## WHAT TO PRODUCE
Filter the material, keeping only lines with the word "program".

## AVAILABLE DATA
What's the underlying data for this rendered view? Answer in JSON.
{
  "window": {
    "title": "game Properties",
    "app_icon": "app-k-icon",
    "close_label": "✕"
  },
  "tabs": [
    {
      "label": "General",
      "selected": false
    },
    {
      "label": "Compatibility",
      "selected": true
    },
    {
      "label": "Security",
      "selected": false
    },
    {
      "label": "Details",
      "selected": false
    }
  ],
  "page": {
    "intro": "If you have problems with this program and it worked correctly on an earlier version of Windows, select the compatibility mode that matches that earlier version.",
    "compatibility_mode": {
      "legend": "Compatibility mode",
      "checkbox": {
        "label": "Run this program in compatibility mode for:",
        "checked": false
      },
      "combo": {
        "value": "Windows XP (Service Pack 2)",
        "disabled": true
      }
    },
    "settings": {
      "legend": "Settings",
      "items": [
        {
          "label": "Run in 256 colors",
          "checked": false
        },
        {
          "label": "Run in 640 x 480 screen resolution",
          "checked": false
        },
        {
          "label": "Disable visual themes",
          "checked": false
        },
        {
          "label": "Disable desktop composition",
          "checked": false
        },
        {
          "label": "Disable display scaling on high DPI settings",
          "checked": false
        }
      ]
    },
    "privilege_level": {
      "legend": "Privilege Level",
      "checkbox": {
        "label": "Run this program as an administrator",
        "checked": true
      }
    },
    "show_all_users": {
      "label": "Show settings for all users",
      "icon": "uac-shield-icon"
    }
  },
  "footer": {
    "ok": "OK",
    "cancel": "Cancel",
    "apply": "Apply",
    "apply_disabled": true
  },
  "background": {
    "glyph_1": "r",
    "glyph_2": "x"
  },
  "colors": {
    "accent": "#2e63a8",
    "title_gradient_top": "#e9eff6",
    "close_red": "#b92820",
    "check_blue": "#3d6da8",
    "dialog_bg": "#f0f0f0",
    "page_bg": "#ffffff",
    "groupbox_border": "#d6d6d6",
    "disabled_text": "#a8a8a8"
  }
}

## RESPONSE BELOW
    "intro": "If you have problems with this program and it worked correctly on an earlier version of Windows, select the compatibility mode that matches that earlier version.",
        "label": "Run this program in compatibility mode for:",
        "label": "Run this program as an administrator",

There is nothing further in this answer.